Confined, reading articles about the virus, I notice a signifier relating to the origin of the virus appearing repeatedly. Its strangeness surprises me. The host of the virus; in Greek: xenistis.
“A virus is an infectious agent requiring a host whose metabolism and constituents it uses to replicate.”
“In biology, a host is an organism that hosts a parasite, a mutual partner or a commensal partner, necessary for its life cycle.”
I had never imagined that a virus needed a host to circulate! In addition, is the virus a partner of the host? If we think that the host of our dear, horrible virus is probably, according to scientists, a cute little animal with the exotic name of pangolin, it all becomes more intriguing.
Host, what a funny signifier!
Let’s continue the etymological research into the word, trying to catch this real in the way that psychoanalysis of the Lacanian orientation teaches us, which is to say, trying to define it by language, by the signifier cut off from its signified, by the ambiguity which makes meaning empty, by the deployment of the signifying chain, which brings out new significations …
The host is “the one, the one who receives and treats someone without payment, who gives him hospitality, by humanity, by friendship, by benevolence.” But also “the one that we receive and that we treat well.” The host is then the one who welcomes but also the one who is welcomed.
The word comes from the Latin hospitem, accusative of hospes (guest, foreigner, visitor) which originally means the one who welcomes the foreigner. Later, it means also the one who receives hospitality.
By its Latin root, host is related to the hotel, the hospitality but also the hospital and the hostage. This is what makes this research a little funny at a moment when, because of our being the host of the virus, we feel ourselves to be hostages, confined in our home so as not to end up in hospital …

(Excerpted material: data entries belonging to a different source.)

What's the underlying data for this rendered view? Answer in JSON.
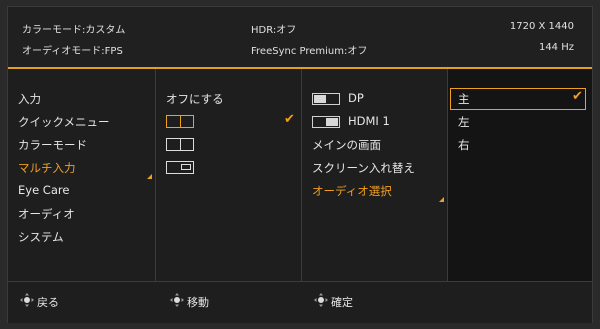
{
  "status": {
    "color_mode": "カラーモード:カスタム",
    "audio_mode": "オーディオモード:FPS",
    "hdr": "HDR:オフ",
    "freesync": "FreeSync Premium:オフ",
    "resolution": "1720 X 1440",
    "refresh": "144 Hz"
  },
  "menu": {
    "items": [
      "入力",
      "クイックメニュー",
      "カラーモード",
      "マルチ入力",
      "Eye Care",
      "オーディオ",
      "システム"
    ],
    "active_index": 3
  },
  "multi_input": {
    "off_label": "オフにする",
    "layouts": [
      "side-by-side",
      "split",
      "picture-in-picture"
    ]
  },
  "sources": {
    "dp": "DP",
    "hdmi1": "HDMI 1",
    "main_screen": "メインの画面",
    "swap": "スクリーン入れ替え",
    "audio_select": "オーディオ選択"
  },
  "audio_options": [
    "主",
    "左",
    "右"
  ],
  "footer": {
    "back": "戻る",
    "move": "移動",
    "confirm": "確定"
  },
  "colors": {
    "accent": "#f0a020",
    "background": "#1e1e1e"
  }
}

The Greek word is even more revealing. The host of the virus in Greek is called xenistis. It has its root in the ancient word xenios which meant one who welcomes the stranger; hence the widespread adjective relating to Zeus, the Xenios Zeus, who protected the reception of foreigners, which was considered sacred. From the same root, xenos has taken on the meaning of foreigner and strange in Greek.
The richness of the language brings the stranger closer to his host.
Back to the virus, an object that is threatening and strange. We live in a new situation where it is difficult to recognise this kakon, as it is invisible, and it is difficult to give it a representation. Less than two months ago, in racist speech, the kakon could be attributed to the one with Asian features. A month ago, it was to the one with an Italian accent. A fortnight ago it was one who was coughing in the seat next to us at the cinema. And today, the kakon can be found in our own dirty hand that moves with a spontaneous gesture towards our own face.
If it were not so dramatic, it could be a comic way to illustrate the Lacanian thesis, namely that what comes to embody the bad object, the waste, the kakon in a relationship of extimity, is originally very intimate, a part of ourselves.
This does not prevent racist discourse from persisting and using an absurd amalgamation between the stranger, the refugee and the virus to make hate exist.
The Hungarian Prime Minister, Viktor Orban, closes the border and announces “a war on two fronts … that of migration and that of the coronavirus, which are linked because they both spread with displacement,” he said. He affirmed this by accusing Iranian students of having introduced the coronavirus into Hungary, not hesitating to call the virus a “foreigners’ disease.” Since the appearance of Covid-19 on Hungarian territory, the government has suspended the registration of asylum applications, arguing that migrants are likely to be carrying the virus.
A month ago, when the situation was dramatic at the Greek-Turkish border, Kyriakos Mitsotakis, the Greek Prime Minister of a right-wing government, who often adopts an extreme right-wing language, declared that the problem of “immigration rises to a different level, since in the migratory flow there are many people from Iran – where there are many cases of coronavirus – and many others from Afghanistan.” We must not forget that when taking office last summer, one of the first measures of the new government was to remove all foreigners and refugees without documents, as well as their children from the list of those who had access to care! The refugees were left without access to basic healthcare, their children were no longer vaccinated and as a result no longer educated; a vaccination card is compulsory in order for children to be able to attend school. They have become, by political choice, harmful to themselves and to others.
This barbaric measure could not be imposed with great success thanks to the activity of NGOs and the civil disobedience of certain caregivers and school principals.
Today, in the Moria refugee camp, in and around Lesbos, known as the Moria “jungle,” the number of refugees has exceeded 20,000 in extremely poor living and hygienic conditions. We can imagine what will happen when the first case of coronavirus appears.
How ironic! At a time in history when Europe shamelessly closes its borders and behaves barbarically and locks up foreigners who seek refuge from horror, a virus, which knows no borders, is seeking to find refuge in our own body, which we try to protect by locking it up.
 O. Bloch et W. von Wartburg, Dictionnaire étymologique de la langue française, ed PUF, Paris, 1975, p. 324, p. 451.
 Reference to the breathtaking book by Jean Ziegler which has just been published, Lesbos, la honte de l’Europe, [Lesbos, the Shame of Europe], Seuil, Paris, 2020.